 Matti Friedman, Pumpkin Flowers: A Soldier’s Story (Chapel Hill, NC: Algonquin Books, 2016).
 Per Israeli military jargon at that time, it was common to name things after produce — hence a range of hilltops in southern Lebanon with names such as Red Pepper, Basil, and Crocus. Floral code words were popular as well – if the code word ‘flowers’ was sent over the radio, that meant there were wounded soldiers. Id, p. 24.
 Id; See also Shimon Peres, The New Middle East (New York: Henry Holt & Co., 1993).
 Friedman, Pumpkin Flowers, p. 20.
 At the time, the PLO was classified as a terrorist organisation by the Israeli government.
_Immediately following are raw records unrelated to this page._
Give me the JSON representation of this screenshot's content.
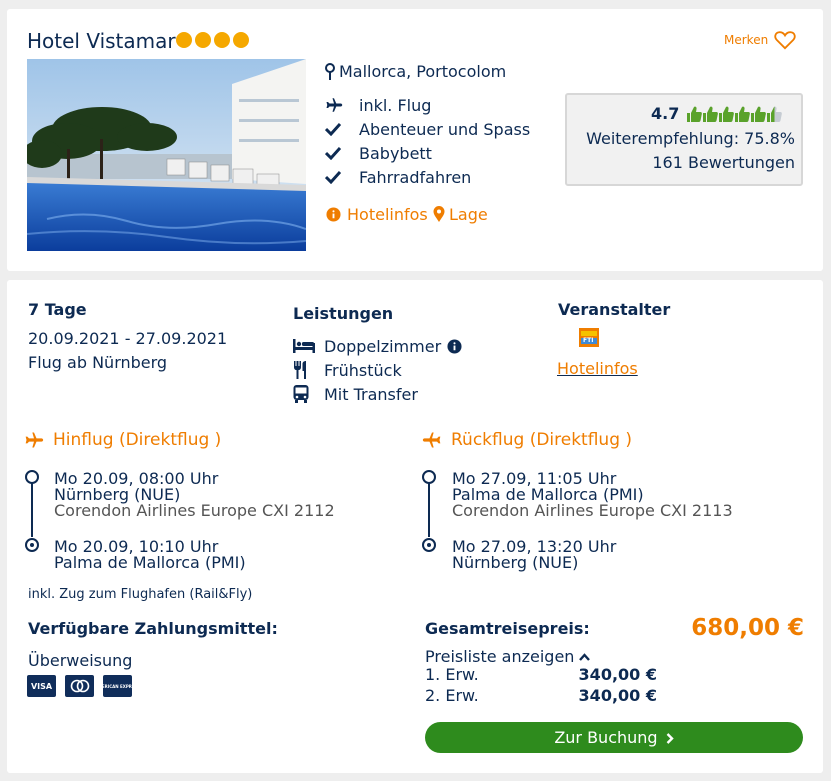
{
  "hotel": {
    "name": "Hotel Vistamar",
    "stars": 4,
    "merken_label": "Merken",
    "location": "Mallorca, Portocolom",
    "features": [
      "inkl. Flug",
      "Abenteuer und Spass",
      "Babybett",
      "Fahrradfahren"
    ],
    "hotelinfos_label": "Hotelinfos",
    "lage_label": "Lage"
  },
  "rating": {
    "score": "4.7",
    "thumbs_filled": 5.5,
    "thumbs_total": 6,
    "recommendation": "Weiterempfehlung: 75.8%",
    "reviews": "161 Bewertungen"
  },
  "trip": {
    "duration": "7 Tage",
    "dates": "20.09.2021 - 27.09.2021",
    "departure": "Flug ab Nürnberg"
  },
  "services": {
    "title": "Leistungen",
    "items": [
      {
        "icon": "bed-icon",
        "label": "Doppelzimmer"
      },
      {
        "icon": "cutlery-icon",
        "label": "Frühstück"
      },
      {
        "icon": "bus-icon",
        "label": "Mit Transfer"
      }
    ]
  },
  "operator": {
    "title": "Veranstalter",
    "link": "Hotelinfos"
  },
  "outbound": {
    "title": "Hinflug (Direktflug )",
    "dep_time": "Mo 20.09, 08:00 Uhr",
    "dep_airport": "Nürnberg (NUE)",
    "airline": "Corendon Airlines Europe CXI 2112",
    "arr_time": "Mo 20.09, 10:10 Uhr",
    "arr_airport": "Palma de Mallorca (PMI)"
  },
  "return": {
    "title": "Rückflug (Direktflug )",
    "dep_time": "Mo 27.09, 11:05 Uhr",
    "dep_airport": "Palma de Mallorca (PMI)",
    "airline": "Corendon Airlines Europe CXI 2113",
    "arr_time": "Mo 27.09, 13:20 Uhr",
    "arr_airport": "Nürnberg (NUE)"
  },
  "rail_note": "inkl. Zug zum Flughafen (Rail&Fly)",
  "payment": {
    "title": "Verfügbare Zahlungsmittel:",
    "method": "Überweisung",
    "cards": [
      "VISA",
      "mastercard",
      "AMERICAN EXPRESS"
    ]
  },
  "price": {
    "title": "Gesamtreisepreis:",
    "total": "680,00 €",
    "list_label": "Preisliste anzeigen",
    "rows": [
      {
        "label": "1. Erw.",
        "value": "340,00 €"
      },
      {
        "label": "2. Erw.",
        "value": "340,00 €"
      }
    ],
    "book_label": "Zur Buchung"
  },
  "colors": {
    "orange": "#ef7d00",
    "navy": "#0d2a52",
    "green": "#2e8b1d",
    "star": "#f5a800"
  }
}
 See Gal Luft, “Israel’s Security Zone in Lebanon – A Tragedy?” Middle East Quarterly, Vol. 7, no. 3 (September 2000), pp. 13-20.